Exercise instructions
Write each entry out again verbatim, pictures excluded.

Exercise data

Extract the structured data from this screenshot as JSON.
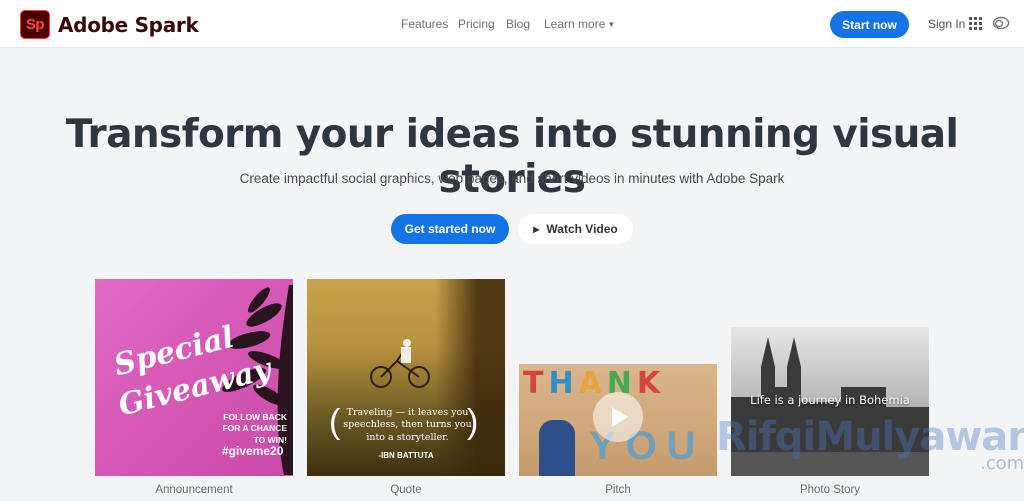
{
  "header": {
    "logo_text": "Sp",
    "brand": "Adobe Spark",
    "nav": [
      "Features",
      "Pricing",
      "Blog",
      "Learn more"
    ],
    "start_button": "Start now",
    "signin": "Sign In",
    "icons": [
      "apps-grid-icon",
      "creative-cloud-icon"
    ]
  },
  "hero": {
    "headline": "Transform your ideas into stunning visual stories",
    "subhead": "Create impactful social graphics, web pages, and short videos in minutes with Adobe Spark",
    "primary_cta": "Get started now",
    "secondary_cta": "Watch Video"
  },
  "cards": [
    {
      "caption": "Announcement",
      "title_line1": "Special",
      "title_line2": "Giveaway",
      "follow_text": "FOLLOW BACK FOR A CHANCE TO WIN!",
      "hashtag": "#giveme20"
    },
    {
      "caption": "Quote",
      "quote": "Traveling — it leaves you speechless, then turns you into a storyteller.",
      "author": "-IBN BATTUTA"
    },
    {
      "caption": "Pitch",
      "word_top": "THANK",
      "word_bottom": "YOU"
    },
    {
      "caption": "Photo Story",
      "overlay_text": "Life is a journey in Bohemia"
    }
  ],
  "watermark": {
    "name": "RifqiMulyawan",
    "suffix": ".com"
  },
  "colors": {
    "primary": "#1473e6",
    "background": "#f3f4f6",
    "logo_bg": "#4b0000",
    "logo_red": "#ff4a3c"
  }
}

Task result
Extract the structured data from this screenshot as JSON.
{
  "header": {
    "logo_text": "Sp",
    "brand": "Adobe Spark",
    "nav": [
      "Features",
      "Pricing",
      "Blog",
      "Learn more"
    ],
    "start_button": "Start now",
    "signin": "Sign In",
    "icons": [
      "apps-grid-icon",
      "creative-cloud-icon"
    ]
  },
  "hero": {
    "headline": "Transform your ideas into stunning visual stories",
    "subhead": "Create impactful social graphics, web pages, and short videos in minutes with Adobe Spark",
    "primary_cta": "Get started now",
    "secondary_cta": "Watch Video"
  },
  "cards": [
    {
      "caption": "Announcement",
      "title_line1": "Special",
      "title_line2": "Giveaway",
      "follow_text": "FOLLOW BACK FOR A CHANCE TO WIN!",
      "hashtag": "#giveme20"
    },
    {
      "caption": "Quote",
      "quote": "Traveling — it leaves you speechless, then turns you into a storyteller.",
      "author": "-IBN BATTUTA"
    },
    {
      "caption": "Pitch",
      "word_top": "THANK",
      "word_bottom": "YOU"
    },
    {
      "caption": "Photo Story",
      "overlay_text": "Life is a journey in Bohemia"
    }
  ],
  "watermark": {
    "name": "RifqiMulyawan",
    "suffix": ".com"
  },
  "colors": {
    "primary": "#1473e6",
    "background": "#f3f4f6",
    "logo_bg": "#4b0000",
    "logo_red": "#ff4a3c"
  }
}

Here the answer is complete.